With the use of cloud technology trending upward, many cloud companies are touting themselves as “HIPAA certified.” In fact, there is no such thing as a HIPAA certification. There is also no HIPAA rule that requires independent assessment. Companies are welcome to self-assess themselves, with the caveat that simply claiming yourself as HIPAA compliant won’t help if your company is associated with a data breach. Consider the following example of what could happen to a software as a service (SaaS) company in the event they are implicated in a data breach (example company heretofore referred to as “SaasCo”).
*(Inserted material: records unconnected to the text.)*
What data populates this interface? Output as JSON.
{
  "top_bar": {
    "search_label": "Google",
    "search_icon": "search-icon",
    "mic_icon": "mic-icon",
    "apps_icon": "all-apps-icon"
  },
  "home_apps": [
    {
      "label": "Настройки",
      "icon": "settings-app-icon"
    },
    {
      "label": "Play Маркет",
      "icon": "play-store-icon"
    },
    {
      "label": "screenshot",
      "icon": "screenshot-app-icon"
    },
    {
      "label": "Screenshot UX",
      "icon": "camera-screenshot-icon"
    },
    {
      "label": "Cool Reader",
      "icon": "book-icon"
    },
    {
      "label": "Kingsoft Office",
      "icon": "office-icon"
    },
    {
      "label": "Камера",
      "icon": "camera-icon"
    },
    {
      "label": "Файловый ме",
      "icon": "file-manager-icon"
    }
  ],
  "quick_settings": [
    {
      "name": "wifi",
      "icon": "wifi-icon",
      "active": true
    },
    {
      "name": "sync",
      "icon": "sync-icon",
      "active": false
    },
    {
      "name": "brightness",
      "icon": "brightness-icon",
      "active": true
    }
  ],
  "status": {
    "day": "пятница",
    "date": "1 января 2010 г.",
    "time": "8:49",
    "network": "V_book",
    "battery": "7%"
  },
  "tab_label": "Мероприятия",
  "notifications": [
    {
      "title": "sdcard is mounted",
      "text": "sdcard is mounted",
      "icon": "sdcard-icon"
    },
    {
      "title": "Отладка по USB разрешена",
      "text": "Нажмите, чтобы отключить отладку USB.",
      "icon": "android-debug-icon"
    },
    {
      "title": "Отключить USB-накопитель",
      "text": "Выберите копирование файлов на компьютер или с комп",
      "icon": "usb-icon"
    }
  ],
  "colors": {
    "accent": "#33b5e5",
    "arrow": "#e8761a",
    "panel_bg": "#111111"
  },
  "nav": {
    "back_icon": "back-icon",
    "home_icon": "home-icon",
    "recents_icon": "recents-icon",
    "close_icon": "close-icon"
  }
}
SaaSCo is a business associate for many HIPAA-covered entities and provides a cloud-based application used by large hospital groups and insurance companies. SaaSCo uses a managed service provider called ManageTech to manage the IT infrastructure that supports their SaaS cloud application. ManageTech has a current independent AT 601 HIPAA attestation report that reports on ManageTech’s compliance with the HIPAA Security and Breach Notification Rules. SaaSCo is periodically asked by their HIPAA-covered entity customers whether or not they are HIPAA compliant. SaaSCo knows they have some IT controls in place internally and assumes that their environment, in addition to their managed service provider, is HIPAA compliant without validation. SaaSCo also believes the electronic protected health information (ePHI) is housed within ManageTech, therefore their liability, if a breach occurs, is limited because they do not house the ePHI internally.
A data breach occurs at SaaSCo when a former employee retains remote access to ePHI following termination and uses the access to copy patient records containing ePHI to his home computer. The disgruntled employee later sells the copied information over the Internet.
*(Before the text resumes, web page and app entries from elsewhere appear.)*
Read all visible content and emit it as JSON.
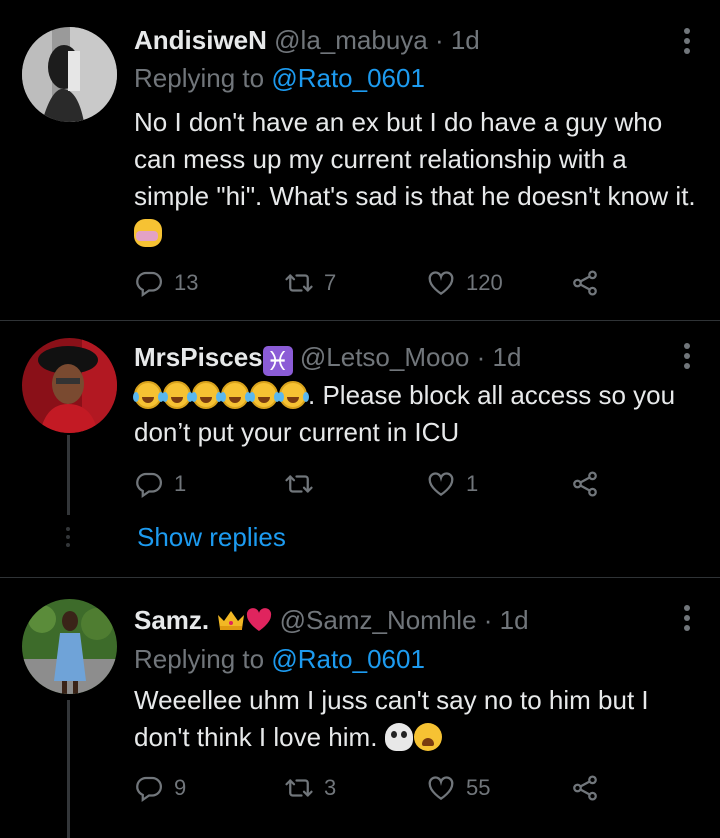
{
  "tweets": [
    {
      "name": "AndisiweN",
      "handle": "@la_mabuya · 1d",
      "replying_prefix": "Replying to ",
      "replying_handle": "@Rato_0601",
      "text": "No I don't have an ex but I do have a guy who can mess up my current relationship with a simple \"hi\". What's sad is that he doesn't know it.",
      "replies": "13",
      "retweets": "7",
      "likes": "120"
    },
    {
      "name": "MrsPisces",
      "handle": "@Letso_Mooo · 1d",
      "text_after_emoji": ". Please block all access so you don’t put your current in ICU",
      "replies": "1",
      "retweets": "",
      "likes": "1",
      "show_replies": "Show replies"
    },
    {
      "name": "Samz.",
      "handle": "@Samz_Nomhle · 1d",
      "replying_prefix": "Replying to ",
      "replying_handle": "@Rato_0601",
      "text": "Weeellee uhm I juss can't say no to him but I don't think I love him.",
      "replies": "9",
      "retweets": "3",
      "likes": "55"
    }
  ],
  "colors": {
    "background": "#000000",
    "text": "#e7e9ea",
    "secondary": "#71767b",
    "link": "#1d9bf0"
  },
  "icons": [
    "reply-icon",
    "retweet-icon",
    "like-icon",
    "share-icon",
    "more-icon"
  ]
}
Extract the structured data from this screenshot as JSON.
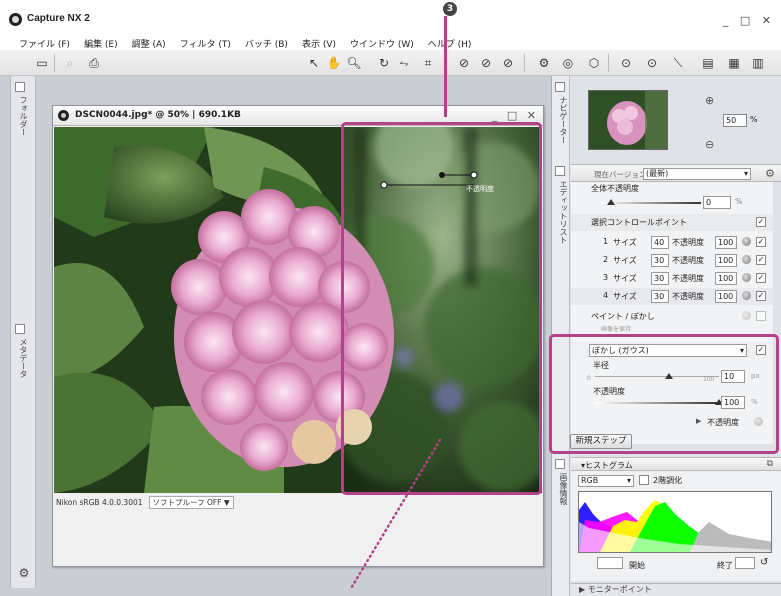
{
  "app": {
    "title": "Capture NX 2",
    "window_controls": "_ □ ✕",
    "callout_number": "3"
  },
  "menu": [
    "ファイル (F)",
    "編集 (E)",
    "調整 (A)",
    "フィルタ (T)",
    "バッチ (B)",
    "表示 (V)",
    "ウインドウ (W)",
    "ヘルプ (H)"
  ],
  "left_palette_tabs": [
    "フォルダー",
    "メタデータ"
  ],
  "image_window": {
    "title": "DSCN0044.jpg* @ 50% | 690.1KB",
    "controls": "_ □ ✕",
    "color_profile": "Nikon sRGB 4.0.0.3001",
    "soft_proof": "ソフトプルーフ OFF  ▼"
  },
  "right_palette_tabs": [
    "ナビゲーター",
    "エディットリスト",
    "画像情報"
  ],
  "navigator": {
    "zoom_value": "50",
    "zoom_unit": "%"
  },
  "edit_list": {
    "version_label": "現在バージョン",
    "version_value": "(最新)",
    "opacity_row_label": "全体不透明度",
    "opacity_value": "0",
    "opacity_unit": "%",
    "control_points_label": "選択コントロールポイント",
    "points": [
      {
        "index": "1",
        "size_label": "サイズ",
        "size": "40",
        "opacity_label": "不透明度",
        "opacity": "100"
      },
      {
        "index": "2",
        "size_label": "サイズ",
        "size": "30",
        "opacity_label": "不透明度",
        "opacity": "100"
      },
      {
        "index": "3",
        "size_label": "サイズ",
        "size": "30",
        "opacity_label": "不透明度",
        "opacity": "100"
      },
      {
        "index": "4",
        "size_label": "サイズ",
        "size": "30",
        "opacity_label": "不透明度",
        "opacity": "100"
      }
    ],
    "paint_label": "ペイント / ぼかし",
    "paint_sub_label": "画像を保持",
    "blur": {
      "filter_label": "ぼかし (ガウス)",
      "radius_label": "半径",
      "radius_min": "0",
      "radius_max": "100",
      "radius_value": "10",
      "radius_unit": "px",
      "opacity_label": "不透明度",
      "opacity_value": "100",
      "opacity_unit": "%",
      "blend_label": "不透明度",
      "radius_fraction": 0.1,
      "opacity_fraction": 1.0
    },
    "new_step_label": "新規ステップ"
  },
  "histogram": {
    "title": "ヒストグラム",
    "channel": "RGB",
    "two_point_label": "2階調化",
    "start_label": "開始",
    "end_label": "終了"
  },
  "monitor_point": {
    "title": "モニターポイント"
  },
  "photo_overlay": {
    "control_label": "不透明度"
  }
}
Based on SaaSCo’s initial assessment that they were HIPAA compliant prior to the breach, the Office of Civil Rights (OCR) investigation should find that SaaSCo was HIPAA compliant, right? Wrong. Just because SaaSCo houses their IT equipment at ManageTech’s HIPAA compliant data center and believes they are HIPAA compliant does not mean that SaaSCo’s internal control environment is operating effectively in support of HIPAA compliance. In fact, by signing Business Associate Agreements (BAAs), SaaSCo has formally testified to the fact that they are HIPAA compliant to their user entities. Following the breach, the OCR investigation finds that SaaSCo did not have required HIPAA Security Rule controls in place which contributed to the breach of over 5,000 database records containing patient ePHI.
A recent Ponemon whitepaper estimated the true cost of a data breach at $200/record. Multiplied by the 5,000 database records compromised in the SaasCo breach example, the total cost of which SaasCo is liable for is $1 million. Unfortunately, SaaSCo’s investors have seen enough. They pull funding for SaaSCo which later must file for bankruptcy.
Although the example is dramatic, it’s not implausible. SaaS companies need to be confident that they are HIPAA compliant without making any assumptions. Also, relying on your managed service provider’s HIPAA attestation report is not enough without ensuring that your internal control environment is operating effectively as well. Never sign a BAA without consideration for what it means. Consider ensuring HIPAA compliance as an insurance policy to protect you in the event of a breach. No one wants a breach, but companies can help mitigate the risk of being found negligent by the OCR by performing self-assessments or hiring a third party to assess their HIPAA compliance.